**WHAT TO DO**.
Print every entry exactly as written.

**DATA FOR PROCESSING**.
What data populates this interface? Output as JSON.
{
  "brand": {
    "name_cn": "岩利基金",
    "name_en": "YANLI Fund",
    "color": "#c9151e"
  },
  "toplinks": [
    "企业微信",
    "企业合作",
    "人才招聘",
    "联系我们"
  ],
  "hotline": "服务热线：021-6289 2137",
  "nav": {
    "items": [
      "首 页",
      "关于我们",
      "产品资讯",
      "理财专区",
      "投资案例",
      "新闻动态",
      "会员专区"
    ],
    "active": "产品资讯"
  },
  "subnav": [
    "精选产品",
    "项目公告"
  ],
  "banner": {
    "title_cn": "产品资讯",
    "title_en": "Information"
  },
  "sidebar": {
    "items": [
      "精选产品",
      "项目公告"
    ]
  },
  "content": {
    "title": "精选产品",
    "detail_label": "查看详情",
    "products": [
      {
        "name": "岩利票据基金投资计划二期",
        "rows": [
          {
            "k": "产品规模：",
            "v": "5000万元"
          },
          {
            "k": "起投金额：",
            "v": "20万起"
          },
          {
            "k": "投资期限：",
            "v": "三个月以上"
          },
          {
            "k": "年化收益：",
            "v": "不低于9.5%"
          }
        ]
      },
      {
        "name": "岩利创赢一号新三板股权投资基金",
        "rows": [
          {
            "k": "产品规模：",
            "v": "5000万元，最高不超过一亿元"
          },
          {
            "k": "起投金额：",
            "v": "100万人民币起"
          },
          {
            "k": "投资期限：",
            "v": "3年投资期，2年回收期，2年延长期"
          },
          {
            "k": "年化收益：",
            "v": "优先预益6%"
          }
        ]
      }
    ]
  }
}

**RESULT**.
What data populates this interface? Output as JSON.
{
  "brand": {
    "name_cn": "岩利基金",
    "name_en": "YANLI Fund",
    "color": "#c9151e"
  },
  "toplinks": [
    "企业微信",
    "企业合作",
    "人才招聘",
    "联系我们"
  ],
  "hotline": "服务热线：021-6289 2137",
  "nav": {
    "items": [
      "首 页",
      "关于我们",
      "产品资讯",
      "理财专区",
      "投资案例",
      "新闻动态",
      "会员专区"
    ],
    "active": "产品资讯"
  },
  "subnav": [
    "精选产品",
    "项目公告"
  ],
  "banner": {
    "title_cn": "产品资讯",
    "title_en": "Information"
  },
  "sidebar": {
    "items": [
      "精选产品",
      "项目公告"
    ]
  },
  "content": {
    "title": "精选产品",
    "detail_label": "查看详情",
    "products": [
      {
        "name": "岩利票据基金投资计划二期",
        "rows": [
          {
            "k": "产品规模：",
            "v": "5000万元"
          },
          {
            "k": "起投金额：",
            "v": "20万起"
          },
          {
            "k": "投资期限：",
            "v": "三个月以上"
          },
          {
            "k": "年化收益：",
            "v": "不低于9.5%"
          }
        ]
      },
      {
        "name": "岩利创赢一号新三板股权投资基金",
        "rows": [
          {
            "k": "产品规模：",
            "v": "5000万元，最高不超过一亿元"
          },
          {
            "k": "起投金额：",
            "v": "100万人民币起"
          },
          {
            "k": "投资期限：",
            "v": "3年投资期，2年回收期，2年延长期"
          },
          {
            "k": "年化收益：",
            "v": "优先预益6%"
          }
        ]
      }
    ]
  }
}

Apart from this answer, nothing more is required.